So from that spring, whence comfort seem'd to come,
Discomfort swells. Mark, King of Scotland, mark:
No sooner justice had, with valour arm’d,
Compelld these skipping kerns to trust their heels,
But the Norweyan lord, surveying vantage,
With furbish'd arms and new supplies of men,
Began a fresh assault.
Dismay'd not this
Our captains, Macbeth and Banquo?
As sparrows eagles, or the hare the lion.
If I say sooth, I must report they were
As cannons overcharg’d with double cracks;
Doubly redoubled strokes upon the foe:
Except they meant to bathe in reeking wounds,
Or memorize another Golgotha,
I cannot tell :-
But I am faint; my gashes cry for help.
Dun. So well thy words become thee as thy wounds;
They smack of honour both.-Go, get him surgeons.
[Exit Soldier, attended.
Who comes here?
The worthy Thane of Ross.
Len. What a haste looks through his eyes! So should
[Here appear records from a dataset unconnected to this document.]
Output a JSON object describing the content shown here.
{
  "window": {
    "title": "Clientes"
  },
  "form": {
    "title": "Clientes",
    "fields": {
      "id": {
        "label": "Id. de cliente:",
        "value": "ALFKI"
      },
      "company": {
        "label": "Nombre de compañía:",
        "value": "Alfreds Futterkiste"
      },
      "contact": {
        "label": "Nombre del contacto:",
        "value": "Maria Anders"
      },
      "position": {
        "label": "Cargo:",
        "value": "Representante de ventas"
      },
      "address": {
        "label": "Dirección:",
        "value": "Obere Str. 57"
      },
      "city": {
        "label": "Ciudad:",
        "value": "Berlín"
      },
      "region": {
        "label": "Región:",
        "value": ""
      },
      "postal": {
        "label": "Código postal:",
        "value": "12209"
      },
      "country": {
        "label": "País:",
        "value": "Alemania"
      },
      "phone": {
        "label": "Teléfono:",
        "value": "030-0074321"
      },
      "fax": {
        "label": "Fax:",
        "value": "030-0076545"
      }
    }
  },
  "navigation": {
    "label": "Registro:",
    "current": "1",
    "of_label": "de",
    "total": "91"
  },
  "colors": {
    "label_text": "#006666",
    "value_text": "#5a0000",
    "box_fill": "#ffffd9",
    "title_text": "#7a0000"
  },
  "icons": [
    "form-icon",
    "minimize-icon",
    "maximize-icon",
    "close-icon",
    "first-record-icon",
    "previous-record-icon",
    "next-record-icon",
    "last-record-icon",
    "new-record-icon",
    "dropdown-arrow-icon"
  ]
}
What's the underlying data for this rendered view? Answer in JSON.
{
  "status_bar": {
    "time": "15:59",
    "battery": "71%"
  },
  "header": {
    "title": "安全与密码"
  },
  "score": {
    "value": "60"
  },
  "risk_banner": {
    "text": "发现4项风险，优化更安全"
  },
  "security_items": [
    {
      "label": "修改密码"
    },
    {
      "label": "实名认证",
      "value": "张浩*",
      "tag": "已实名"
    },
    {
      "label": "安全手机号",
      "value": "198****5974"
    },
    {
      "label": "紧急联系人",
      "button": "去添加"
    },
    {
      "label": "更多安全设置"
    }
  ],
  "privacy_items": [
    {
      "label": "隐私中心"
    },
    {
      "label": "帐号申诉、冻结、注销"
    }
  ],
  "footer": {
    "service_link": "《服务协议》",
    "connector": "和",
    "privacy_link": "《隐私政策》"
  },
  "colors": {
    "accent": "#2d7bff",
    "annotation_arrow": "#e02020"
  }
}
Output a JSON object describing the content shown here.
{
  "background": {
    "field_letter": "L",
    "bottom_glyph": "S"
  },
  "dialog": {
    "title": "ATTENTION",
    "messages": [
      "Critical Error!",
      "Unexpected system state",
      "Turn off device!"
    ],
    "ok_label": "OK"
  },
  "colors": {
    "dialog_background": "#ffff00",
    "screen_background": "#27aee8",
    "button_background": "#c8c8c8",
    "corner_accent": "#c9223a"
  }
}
That seems to speak things strange.
God save the king!
Dun. Whence cam’st thou, worthy thane?
From Fife, great king;
Where the Norweyan banners flout the sky
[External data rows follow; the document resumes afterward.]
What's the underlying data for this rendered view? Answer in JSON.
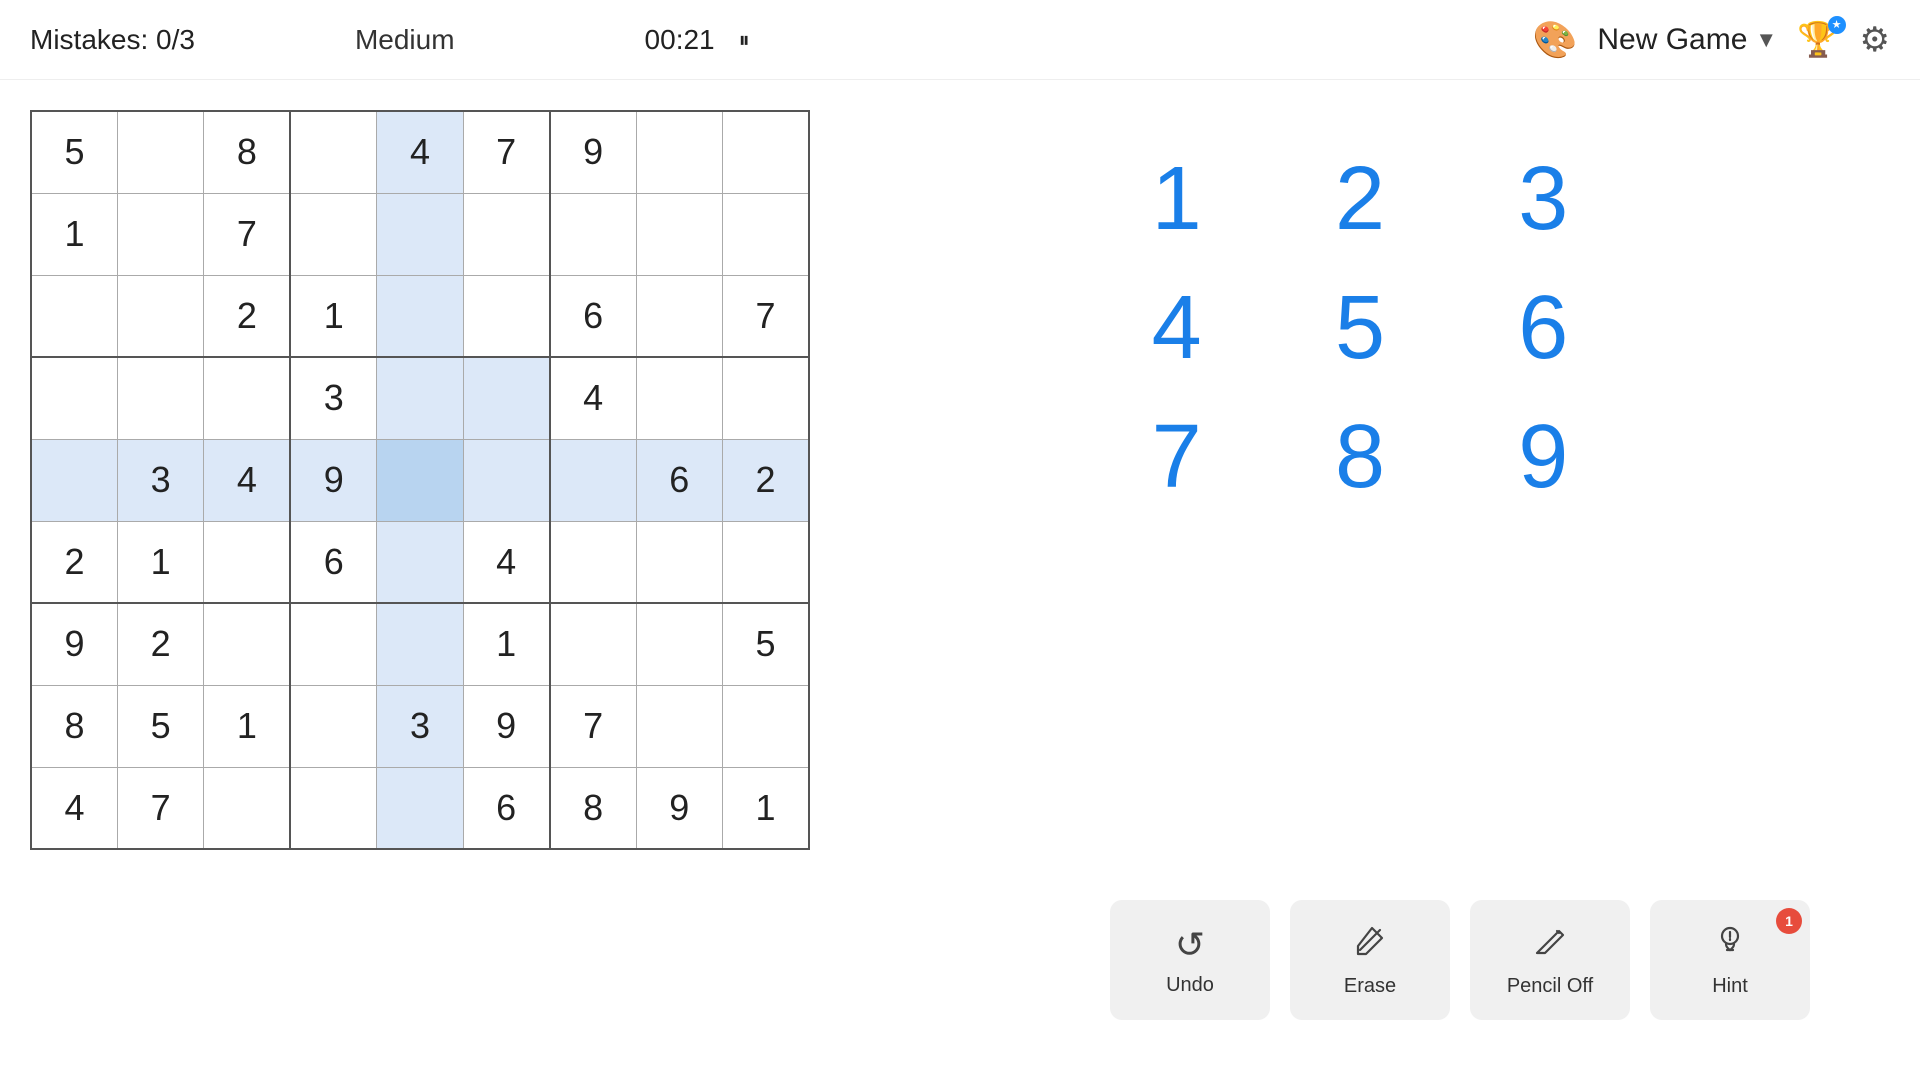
{
  "header": {
    "mistakes_label": "Mistakes: 0/3",
    "difficulty": "Medium",
    "timer": "00:21",
    "pause_icon": "⏸",
    "palette_icon": "🎨",
    "new_game_label": "New Game",
    "chevron_icon": "▼",
    "trophy_icon": "🏆",
    "settings_icon": "⚙",
    "badge_count": "★"
  },
  "grid": {
    "rows": [
      [
        {
          "val": "5",
          "type": "given",
          "highlight": "none"
        },
        {
          "val": "",
          "type": "empty",
          "highlight": "none"
        },
        {
          "val": "8",
          "type": "given",
          "highlight": "none"
        },
        {
          "val": "",
          "type": "empty",
          "highlight": "none"
        },
        {
          "val": "4",
          "type": "given",
          "highlight": "selected-col"
        },
        {
          "val": "7",
          "type": "given",
          "highlight": "none"
        },
        {
          "val": "9",
          "type": "given",
          "highlight": "none"
        },
        {
          "val": "",
          "type": "empty",
          "highlight": "none"
        },
        {
          "val": "",
          "type": "empty",
          "highlight": "none"
        }
      ],
      [
        {
          "val": "1",
          "type": "given",
          "highlight": "none"
        },
        {
          "val": "",
          "type": "empty",
          "highlight": "none"
        },
        {
          "val": "7",
          "type": "given",
          "highlight": "none"
        },
        {
          "val": "",
          "type": "empty",
          "highlight": "none"
        },
        {
          "val": "",
          "type": "empty",
          "highlight": "selected-col"
        },
        {
          "val": "",
          "type": "empty",
          "highlight": "none"
        },
        {
          "val": "",
          "type": "empty",
          "highlight": "none"
        },
        {
          "val": "",
          "type": "empty",
          "highlight": "none"
        },
        {
          "val": "",
          "type": "empty",
          "highlight": "none"
        }
      ],
      [
        {
          "val": "",
          "type": "empty",
          "highlight": "none"
        },
        {
          "val": "",
          "type": "empty",
          "highlight": "none"
        },
        {
          "val": "2",
          "type": "given",
          "highlight": "none"
        },
        {
          "val": "1",
          "type": "given",
          "highlight": "none"
        },
        {
          "val": "",
          "type": "empty",
          "highlight": "selected-col"
        },
        {
          "val": "",
          "type": "empty",
          "highlight": "none"
        },
        {
          "val": "6",
          "type": "given",
          "highlight": "none"
        },
        {
          "val": "",
          "type": "empty",
          "highlight": "none"
        },
        {
          "val": "7",
          "type": "given",
          "highlight": "none"
        }
      ],
      [
        {
          "val": "",
          "type": "empty",
          "highlight": "none"
        },
        {
          "val": "",
          "type": "empty",
          "highlight": "none"
        },
        {
          "val": "",
          "type": "empty",
          "highlight": "none"
        },
        {
          "val": "3",
          "type": "given",
          "highlight": "none"
        },
        {
          "val": "",
          "type": "empty",
          "highlight": "selected-col"
        },
        {
          "val": "",
          "type": "empty",
          "highlight": "selected-row"
        },
        {
          "val": "4",
          "type": "given",
          "highlight": "none"
        },
        {
          "val": "",
          "type": "empty",
          "highlight": "none"
        },
        {
          "val": "",
          "type": "empty",
          "highlight": "none"
        }
      ],
      [
        {
          "val": "",
          "type": "empty",
          "highlight": "selected-row"
        },
        {
          "val": "3",
          "type": "given",
          "highlight": "selected-row"
        },
        {
          "val": "4",
          "type": "given",
          "highlight": "selected-row"
        },
        {
          "val": "9",
          "type": "given",
          "highlight": "selected-row"
        },
        {
          "val": "",
          "type": "empty",
          "highlight": "selected-cell"
        },
        {
          "val": "",
          "type": "empty",
          "highlight": "selected-row"
        },
        {
          "val": "",
          "type": "empty",
          "highlight": "selected-row"
        },
        {
          "val": "6",
          "type": "given",
          "highlight": "selected-row"
        },
        {
          "val": "2",
          "type": "given",
          "highlight": "selected-row"
        }
      ],
      [
        {
          "val": "2",
          "type": "given",
          "highlight": "none"
        },
        {
          "val": "1",
          "type": "given",
          "highlight": "none"
        },
        {
          "val": "",
          "type": "empty",
          "highlight": "none"
        },
        {
          "val": "6",
          "type": "given",
          "highlight": "none"
        },
        {
          "val": "",
          "type": "empty",
          "highlight": "selected-col"
        },
        {
          "val": "4",
          "type": "given",
          "highlight": "none"
        },
        {
          "val": "",
          "type": "empty",
          "highlight": "none"
        },
        {
          "val": "",
          "type": "empty",
          "highlight": "none"
        },
        {
          "val": "",
          "type": "empty",
          "highlight": "none"
        }
      ],
      [
        {
          "val": "9",
          "type": "given",
          "highlight": "none"
        },
        {
          "val": "2",
          "type": "given",
          "highlight": "none"
        },
        {
          "val": "",
          "type": "empty",
          "highlight": "none"
        },
        {
          "val": "",
          "type": "empty",
          "highlight": "none"
        },
        {
          "val": "",
          "type": "empty",
          "highlight": "selected-col"
        },
        {
          "val": "1",
          "type": "given",
          "highlight": "none"
        },
        {
          "val": "",
          "type": "empty",
          "highlight": "none"
        },
        {
          "val": "",
          "type": "empty",
          "highlight": "none"
        },
        {
          "val": "5",
          "type": "given",
          "highlight": "none"
        }
      ],
      [
        {
          "val": "8",
          "type": "given",
          "highlight": "none"
        },
        {
          "val": "5",
          "type": "given",
          "highlight": "none"
        },
        {
          "val": "1",
          "type": "given",
          "highlight": "none"
        },
        {
          "val": "",
          "type": "empty",
          "highlight": "none"
        },
        {
          "val": "3",
          "type": "given",
          "highlight": "selected-col"
        },
        {
          "val": "9",
          "type": "given",
          "highlight": "none"
        },
        {
          "val": "7",
          "type": "given",
          "highlight": "none"
        },
        {
          "val": "",
          "type": "empty",
          "highlight": "none"
        },
        {
          "val": "",
          "type": "empty",
          "highlight": "none"
        }
      ],
      [
        {
          "val": "4",
          "type": "given",
          "highlight": "none"
        },
        {
          "val": "7",
          "type": "given",
          "highlight": "none"
        },
        {
          "val": "",
          "type": "empty",
          "highlight": "none"
        },
        {
          "val": "",
          "type": "empty",
          "highlight": "none"
        },
        {
          "val": "",
          "type": "empty",
          "highlight": "selected-col"
        },
        {
          "val": "6",
          "type": "given",
          "highlight": "none"
        },
        {
          "val": "8",
          "type": "given",
          "highlight": "none"
        },
        {
          "val": "9",
          "type": "given",
          "highlight": "none"
        },
        {
          "val": "1",
          "type": "given",
          "highlight": "none"
        }
      ]
    ]
  },
  "number_pad": {
    "numbers": [
      "1",
      "2",
      "3",
      "4",
      "5",
      "6",
      "7",
      "8",
      "9"
    ]
  },
  "controls": {
    "undo_label": "Undo",
    "erase_label": "Erase",
    "pencil_label": "Pencil Off",
    "hint_label": "Hint",
    "hint_badge": "1"
  }
}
And fan our people cold.
Norway himself, with terrible numbers,
Assisted by that most disloyal traitor
The Thane of Cawdor, began a dismal conflict;
Till that Bellona's bridegroom, lapp'd in proof,
Confronted him with self-comparisons,
Point against point rebellious, arm 'gainst arm,
Curbing his lavish spirit: and, to conclude,
The victory fell on us.
Great happiness !
Ross. That now
Sweno, the Norways' king, craves composition;
Nor would we deign him burial of his men
Till he disbursed, at Saint Colmes-inch,
Ten thousand dollars to our general use.
Dun. No more that Thane of Cawdor shall deceive
Our bosom interest :-go pronounce his present death,
And with his former title greet Macbeth.
Ross. I'll see it done.
Dun. What he hath lost, noble Macbeth hath won.
Thunder. Enter the three Witches, 1 Witch. Where hast thou been, sister? 2 Witch. Killing swine. 3 Witch. Sister, where thou?
1 Witch. A sailor's wife had chestnuts in her lap, And mounch'd, and mounch'd, and mounch'd :-Give
Aroint thee, witch! the rump-fed ronyon cries.
Her husband's to Aleppo gone, master o' the Tiger :
But in a sieve I'll thither sail,
And, like a rat without a tail,
I'll do, I'll do, and I'll do.
2 Witch. I'll give thee a wind.
1 Witch. Thou art kind.
3 Witch. And I another.
1 Witch. I myself have all the other;
And the very ports they blow,
All the quarters that they know